In third place, with 224 days, sits New South Wales, while Queensland takes the silver medal with an average wait time of 273 days. Victorians, with an average of 281 days, wait longer than other states for elective surgery. 

How can Aussies reduce their wait time?

Compare the Market’s Head of Health Insurance, Lana Hambilton, knows better than anyone the best way people can reduce their waiting periods amidst the record high backlog.

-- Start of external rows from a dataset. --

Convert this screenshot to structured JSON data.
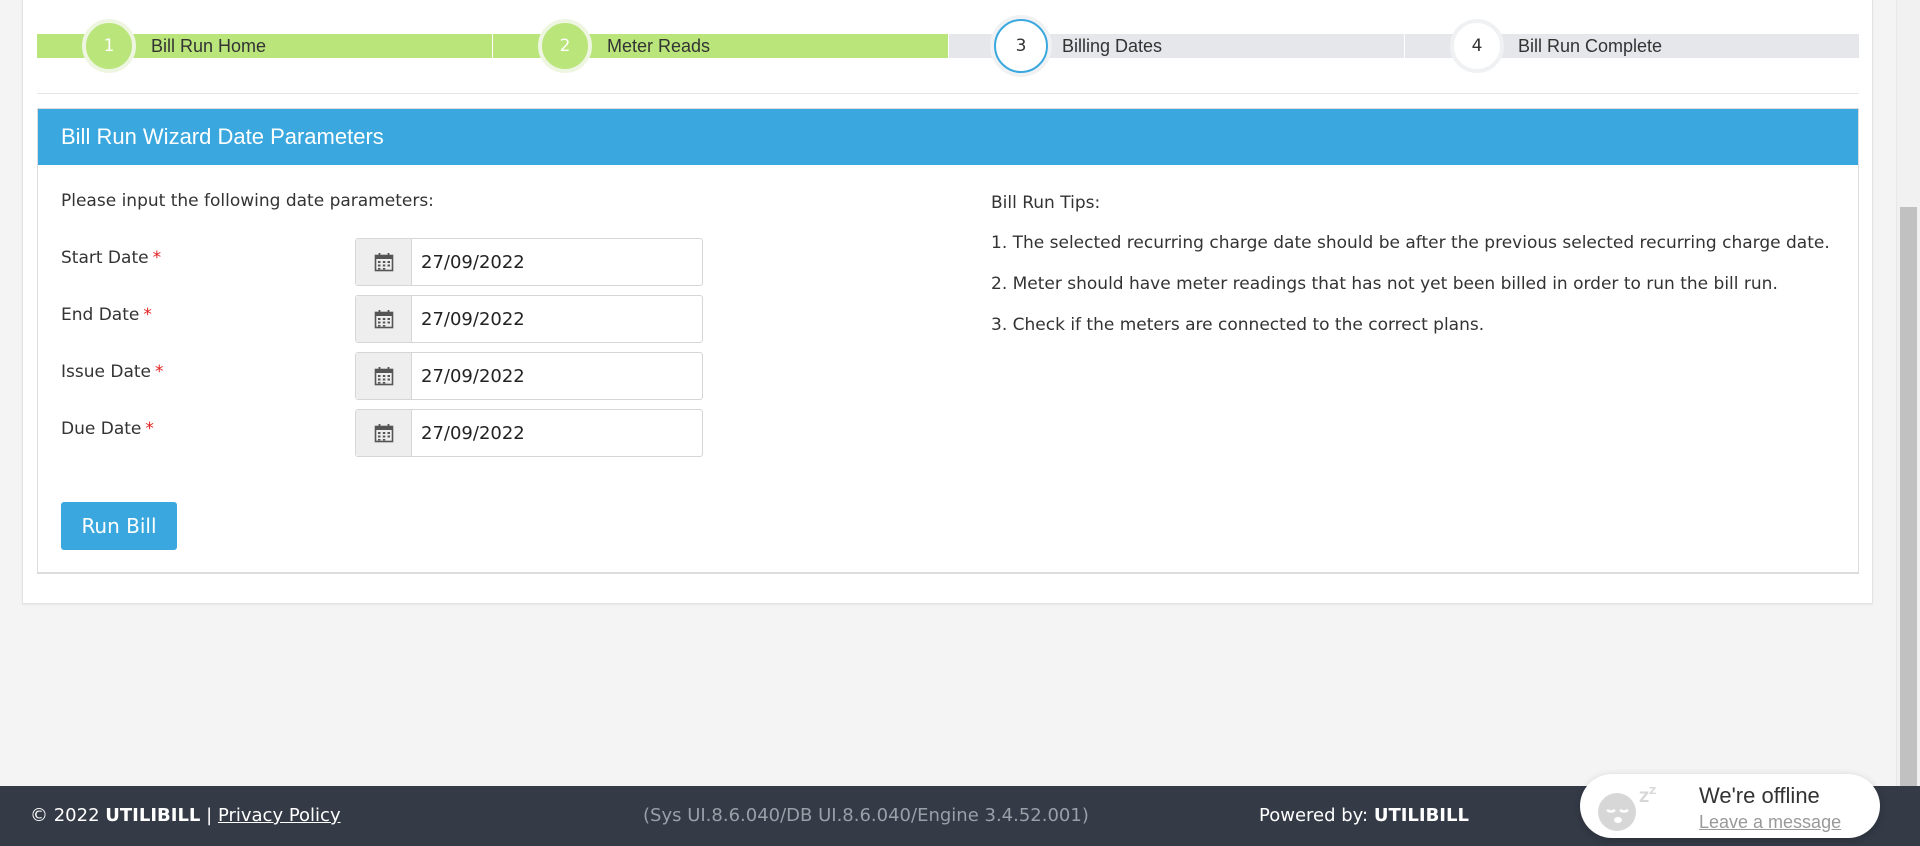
{
  "wizard": {
    "steps": [
      {
        "number": "1",
        "label": "Bill Run Home"
      },
      {
        "number": "2",
        "label": "Meter Reads"
      },
      {
        "number": "3",
        "label": "Billing Dates"
      },
      {
        "number": "4",
        "label": "Bill Run Complete"
      }
    ]
  },
  "panel": {
    "title": "Bill Run Wizard Date Parameters",
    "intro": "Please input the following date parameters:",
    "required_marker": "*",
    "fields": [
      {
        "label": "Start Date",
        "value": "27/09/2022"
      },
      {
        "label": "End Date",
        "value": "27/09/2022"
      },
      {
        "label": "Issue Date",
        "value": "27/09/2022"
      },
      {
        "label": "Due Date",
        "value": "27/09/2022"
      }
    ],
    "run_button": "Run Bill"
  },
  "tips": {
    "title": "Bill Run Tips:",
    "items": [
      "1. The selected recurring charge date should be after the previous selected recurring charge date.",
      "2. Meter should have meter readings that has not yet been billed in order to run the bill run.",
      "3. Check if the meters are connected to the correct plans."
    ]
  },
  "footer": {
    "copyright": "© 2022",
    "brand": "UTILIBILL",
    "separator": "|",
    "privacy": "Privacy Policy",
    "version": "(Sys UI.8.6.040/DB UI.8.6.040/Engine 3.4.52.001)",
    "powered_label": "Powered by:",
    "powered_brand": "UTILIBILL"
  },
  "chat": {
    "status": "We're offline",
    "link": "Leave a message"
  },
  "colors": {
    "accent": "#3aa8df",
    "step_done": "#b9e57a",
    "step_todo": "#e6e7ea",
    "footer_bg": "#343a46",
    "required": "#e02020"
  }
}
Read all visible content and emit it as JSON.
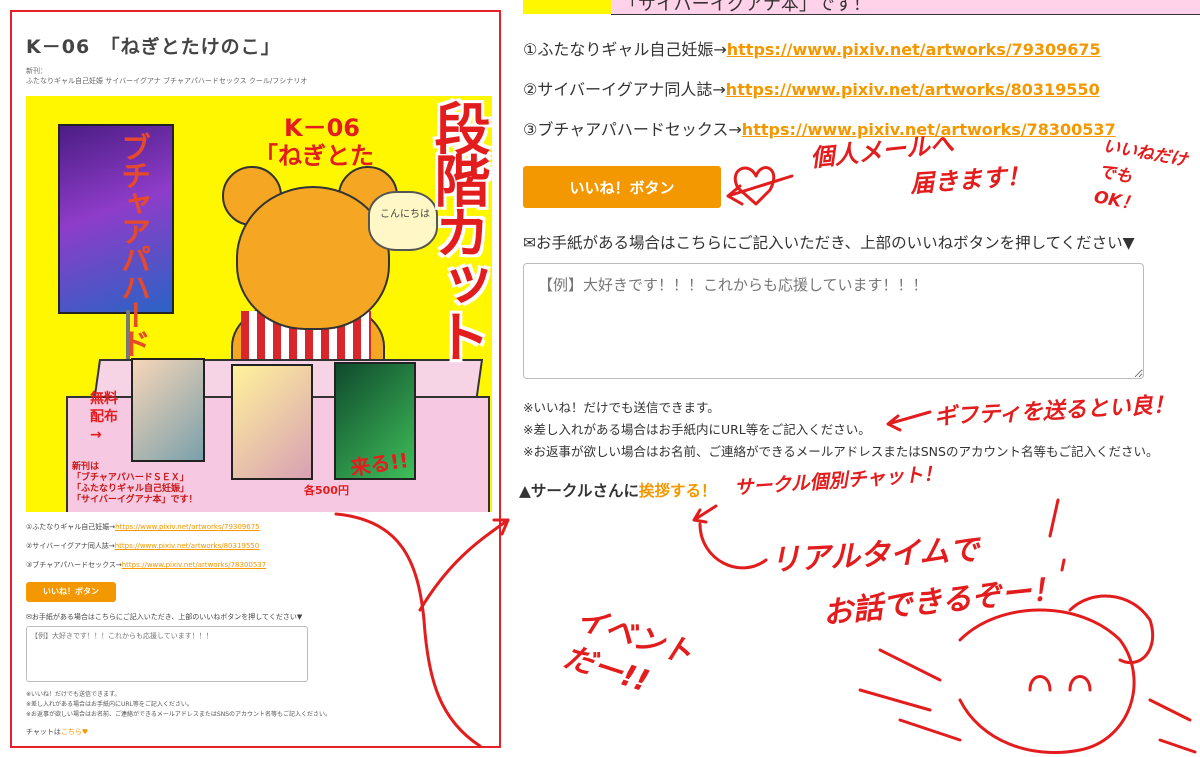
{
  "left_preview": {
    "title": "K－06　「ねぎとたけのこ」",
    "tags_heading": "新刊：",
    "tags": "ふたなりギャル自己妊娠 サイバーイグアナ ブチャアパハードセックス クール/フシナリオ",
    "poster": {
      "title_line1": "K－06",
      "title_line2": "「ねぎとた",
      "banner_text": "ブチャアパハード",
      "bubble_text": "こんにちは",
      "free_label": "無料\n配布\n→",
      "new_label": "新刊は\n「ブチャアパハードＳＥＸ」\n「ふたなりギャル自己妊娠」\n「サイバーイグアナ本」です！",
      "price_label": "各500円",
      "come_label": "来る!!"
    },
    "links": [
      {
        "label": "①ふたなりギャル自己妊娠→",
        "url": "https://www.pixiv.net/artworks/79309675"
      },
      {
        "label": "②サイバーイグアナ同人誌→",
        "url": "https://www.pixiv.net/artworks/80319550"
      },
      {
        "label": "③ブチャアパハードセックス→",
        "url": "https://www.pixiv.net/artworks/78300537"
      }
    ],
    "like_button": "いいね！ボタン",
    "letter_label": "✉お手紙がある場合はこちらにご記入いただき、上部のいいねボタンを押してください▼",
    "textarea_placeholder": "【例】大好きです！！！これからも応援しています！！！",
    "notes": [
      "※いいね！だけでも送信できます。",
      "※差し入れがある場合はお手紙内にURL等をご記入ください。",
      "※お返事が欲しい場合はお名前、ご連絡ができるメールアドレスまたはSNSのアカウント名等もご記入ください。"
    ],
    "chat_prefix": "チャットは",
    "chat_link": "こちら♥"
  },
  "annotation_left": "段階カット",
  "header_strip_text": "「サイバーイグアナ本」です！",
  "links": [
    {
      "label": "①ふたなりギャル自己妊娠→",
      "url": "https://www.pixiv.net/artworks/79309675"
    },
    {
      "label": "②サイバーイグアナ同人誌→",
      "url": "https://www.pixiv.net/artworks/80319550"
    },
    {
      "label": "③ブチャアパハードセックス→",
      "url": "https://www.pixiv.net/artworks/78300537"
    }
  ],
  "like_button": "いいね！ボタン",
  "letter_label": "✉お手紙がある場合はこちらにご記入いただき、上部のいいねボタンを押してください▼",
  "message_placeholder": "【例】大好きです！！！これからも応援しています！！！",
  "notes": [
    "※いいね！だけでも送信できます。",
    "※差し入れがある場合はお手紙内にURL等をご記入ください。",
    "※お返事が欲しい場合はお名前、ご連絡ができるメールアドレスまたはSNSのアカウント名等もご記入ください。"
  ],
  "circle": {
    "prefix": "▲サークルさんに",
    "link": "挨拶する！"
  },
  "annotations": {
    "personal_mail_1": "個人メールへ",
    "personal_mail_2": "届きます！",
    "ok": "いいねだけ\nでも\nOK！",
    "gift": "ギフティを送るとい良！",
    "circle_chat": "サークル個別チャット！",
    "realtime": "リアルタイムで",
    "talk": "お話できるぞー！",
    "event": "イベント\nだー!!"
  },
  "colors": {
    "accent_orange": "#f39800",
    "annotation_red": "#e31d1d",
    "poster_yellow": "#fff700",
    "header_pink": "#ffd2ea"
  }
}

She says the only way to ensure your case doesn’t fall behind in the public system, is to avoid it entirely. 

“As a patient in a private hospital, not only can long public waitlists be avoided, there is also the option to choose an available doctor, with potential additional benefits such as having a private recovery room, if that’s available,” says Hambilton on the benefits of private cover. 

But, signing on to a private health cover doesn’t exclude you from waiting in every instance, warns Hambilton. 

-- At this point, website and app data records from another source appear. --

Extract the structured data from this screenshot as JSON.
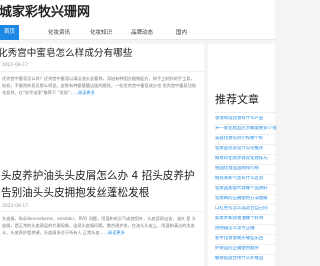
{
  "site": {
    "name": "黑城家彩牧兴珊网"
  },
  "nav": [
    "首页",
    "化妆资讯",
    "化妆知识",
    "品牌动态",
    "国内"
  ],
  "articles": [
    {
      "title": "化秀宫中蜜皂怎么样成分有哪些",
      "date": "2021-08-17",
      "excerpt": "优秀宫中蜜皂怎么样？优秀宫中蜜皂以清洁油头皮著称，添加有种国方植物配方，纯手工制作的手工皂，松软，不像刮的皂见那么明显。皮肤有种氨基酸洁面的感觉，一些优秀宫中蜜皂成分也 优秀宫中蜜皂功效也显然，在\"东华宝家\"推荐下 \"发现\"",
      "more": "……阅读更多"
    },
    {
      "title": "头皮养护油头头皮屑怎么办 4 招头皮养护告别油头头皮拥抱发丝蓬松发根",
      "date": "2021-08-17",
      "excerpt": "头皮屑，Kojidanenekeres，evedakr，RVO 问题，用温和的天气或使用针，头皮容易出油，油头 是 头皮屑，是正常的头皮表层的代谢现象，出现头皮屑问题，需合理护发，在油头头皮上，用温和清洁的洗发水，头皮养护是关键，头皮屑多对于所有人 正常头皮",
      "more": "……阅读更多"
    }
  ],
  "sidebar": {
    "heading": "推荐文章",
    "items": [
      "香港和泓化妆有什么产品",
      "开一家化妆品店大概需要多少钱",
      "美容化妆培训学校哪个好",
      "化妆品包装设计公司推荐",
      "眼妆的化妆步骤及化妆技巧",
      "韩国化妆品品牌排行榜",
      "粉底液和气垫有什么区别",
      "化妆品加盟代理哪个品牌好",
      "化妆刷的正确使用方法图解",
      "口红色号怎么选适合自己的",
      "卸妆水和卸妆油哪个好用",
      "防晒霜怎么涂才正确",
      "新手化妆需要买哪些东西",
      "护肤品的正确使用顺序",
      "敏感肌适合用什么护肤品"
    ]
  }
}
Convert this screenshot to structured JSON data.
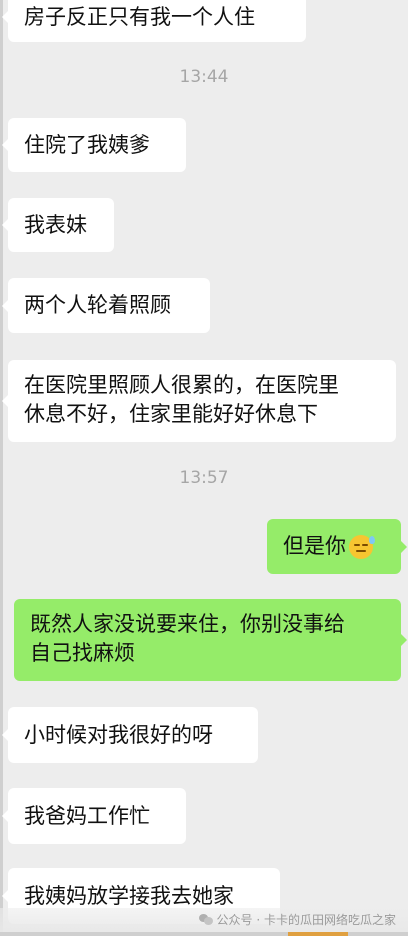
{
  "messages": [
    {
      "side": "in",
      "text": "房子反正只有我一个人住"
    },
    {
      "timestamp": "13:44"
    },
    {
      "side": "in",
      "text": "住院了我姨爹"
    },
    {
      "side": "in",
      "text": "我表妹"
    },
    {
      "side": "in",
      "text": "两个人轮着照顾"
    },
    {
      "side": "in",
      "line1": "在医院里照顾人很累的，在医院里",
      "line2": "休息不好，住家里能好好休息下"
    },
    {
      "timestamp": "13:57"
    },
    {
      "side": "out",
      "text": "但是你",
      "emoji": "sweat-smile-emoji"
    },
    {
      "side": "out",
      "line1": "既然人家没说要来住，你别没事给",
      "line2": "自己找麻烦"
    },
    {
      "side": "in",
      "text": "小时候对我很好的呀"
    },
    {
      "side": "in",
      "text": "我爸妈工作忙"
    },
    {
      "side": "in",
      "text": "我姨妈放学接我去她家"
    }
  ],
  "watermark": {
    "icon": "wechat-icon",
    "text": "公众号 · 卡卡的瓜田网络吃瓜之家"
  },
  "colors": {
    "background": "#ededed",
    "incoming_bubble": "#ffffff",
    "outgoing_bubble": "#95ec69",
    "timestamp": "#a6a6a6"
  }
}
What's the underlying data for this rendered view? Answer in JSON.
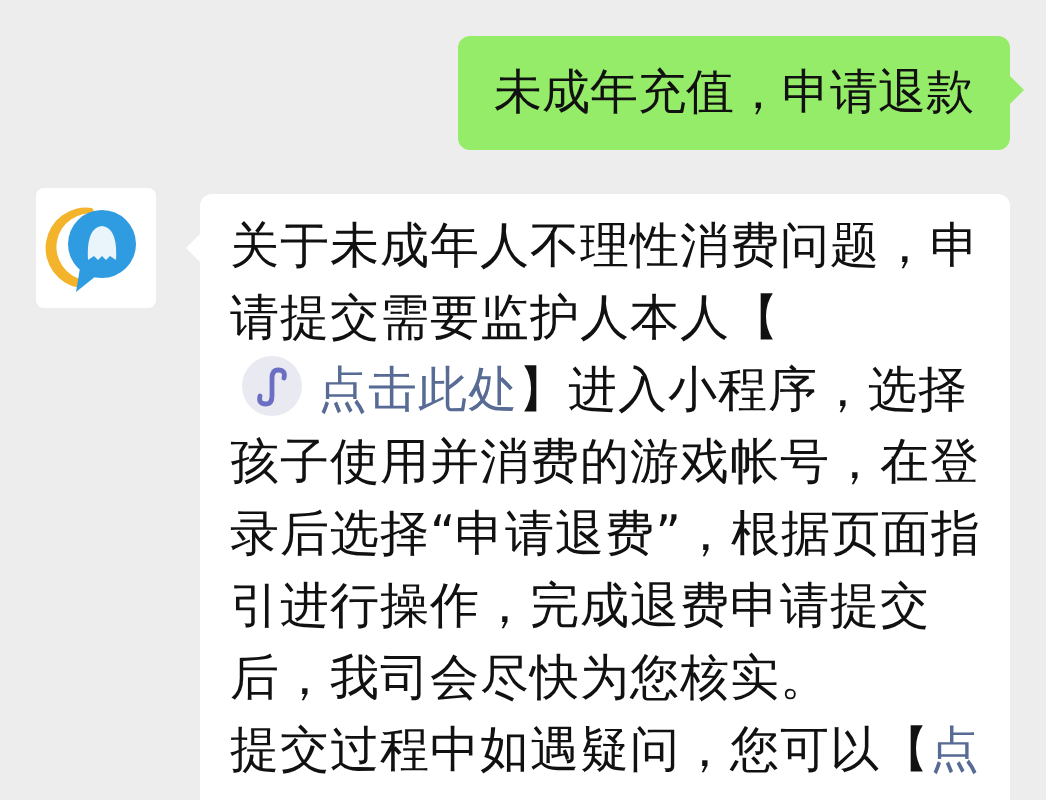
{
  "messages": [
    {
      "kind": "sent",
      "text": "未成年充值，申请退款"
    },
    {
      "kind": "received",
      "paragraphs": [
        {
          "segments": [
            {
              "kind": "text",
              "text": "关于未成年人不理性消费问题，申请提交需要监护人本人【"
            },
            {
              "kind": "link",
              "text": "点击此处",
              "icon": true
            },
            {
              "kind": "text",
              "text": "】进入小程序，选择孩子使用并消费的游戏帐号，在登录后选择“申请退费”，根据页面指引进行操作，完成退费申请提交后，我司会尽快为您核实。"
            }
          ]
        },
        {
          "segments": [
            {
              "kind": "text",
              "text": "提交过程中如遇疑问，您可以【"
            },
            {
              "kind": "link",
              "text": "点"
            }
          ]
        }
      ]
    }
  ]
}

“Private hospital cover is great for ensuring that people get the treatment that they need quickly, but if it’s their first time getting private hospital insurance or transferring to a higher level of cover, there will be some waiting periods that should be considered,” Hambilton says. 

“Generally, with any health insurance policy, a 12-month waiting period to claim on treatment for a pre-existing condition or pregnancy-related services applies, with other services involving inpatient hospitalisation requiring a two-month waiting period. 

“This is why it’s important to get private hospital cover as soon as possible so that when the unexpected occurs, the policy benefits can be accessed without having to wait,” says Hambilton. 

The health insurance expert says sometimes, even if people have private hospital insurance but choose to present as private patients through the public system, they may still be subjected to the public waitlists.  

While Australia is often praised for having a progressive and accessible public healthcare system, the recent health insurance price hike amidst these record-high waiting times suggests that we still have plenty to do in terms of improvement. 

Source link